[Data about app and page elements]
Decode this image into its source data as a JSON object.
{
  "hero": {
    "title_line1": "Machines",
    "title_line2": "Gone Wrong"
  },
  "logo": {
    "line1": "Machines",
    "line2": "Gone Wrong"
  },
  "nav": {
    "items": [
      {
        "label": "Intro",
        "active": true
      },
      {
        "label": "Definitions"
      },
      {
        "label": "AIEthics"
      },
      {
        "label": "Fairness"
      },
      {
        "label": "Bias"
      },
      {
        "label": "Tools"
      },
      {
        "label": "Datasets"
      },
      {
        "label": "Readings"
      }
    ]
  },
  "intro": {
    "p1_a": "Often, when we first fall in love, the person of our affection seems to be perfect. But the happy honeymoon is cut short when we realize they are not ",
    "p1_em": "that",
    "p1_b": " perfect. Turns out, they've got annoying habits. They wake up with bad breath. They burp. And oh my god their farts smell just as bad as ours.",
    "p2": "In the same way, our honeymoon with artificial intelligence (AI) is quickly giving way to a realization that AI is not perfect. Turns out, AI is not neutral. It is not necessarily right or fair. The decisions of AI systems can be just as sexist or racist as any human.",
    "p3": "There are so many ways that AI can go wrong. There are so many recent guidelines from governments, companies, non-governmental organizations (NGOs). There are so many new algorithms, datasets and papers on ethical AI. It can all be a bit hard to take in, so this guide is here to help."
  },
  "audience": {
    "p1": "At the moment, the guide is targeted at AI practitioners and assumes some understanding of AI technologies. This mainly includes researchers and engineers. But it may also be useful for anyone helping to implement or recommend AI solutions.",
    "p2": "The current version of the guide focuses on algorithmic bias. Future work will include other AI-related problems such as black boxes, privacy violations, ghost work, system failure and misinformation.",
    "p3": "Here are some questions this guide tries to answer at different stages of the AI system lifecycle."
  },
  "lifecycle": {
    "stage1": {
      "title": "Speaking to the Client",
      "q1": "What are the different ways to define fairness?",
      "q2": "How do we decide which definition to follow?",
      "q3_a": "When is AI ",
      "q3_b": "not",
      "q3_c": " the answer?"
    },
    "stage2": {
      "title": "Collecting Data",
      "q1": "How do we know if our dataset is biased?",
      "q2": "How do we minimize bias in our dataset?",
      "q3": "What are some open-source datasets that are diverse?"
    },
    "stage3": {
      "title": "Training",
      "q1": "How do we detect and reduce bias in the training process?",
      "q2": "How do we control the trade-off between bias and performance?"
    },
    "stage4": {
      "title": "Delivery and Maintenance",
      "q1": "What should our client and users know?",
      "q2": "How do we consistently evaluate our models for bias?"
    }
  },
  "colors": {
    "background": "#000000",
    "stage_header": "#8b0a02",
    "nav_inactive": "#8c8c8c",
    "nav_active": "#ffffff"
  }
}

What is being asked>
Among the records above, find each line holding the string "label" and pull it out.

Problem solution>
        "label": "Intro",
        "label": "Definitions"
        "label": "AIEthics"
        "label": "Fairness"
        "label": "Bias"
        "label": "Tools"
        "label": "Datasets"
        "label": "Readings"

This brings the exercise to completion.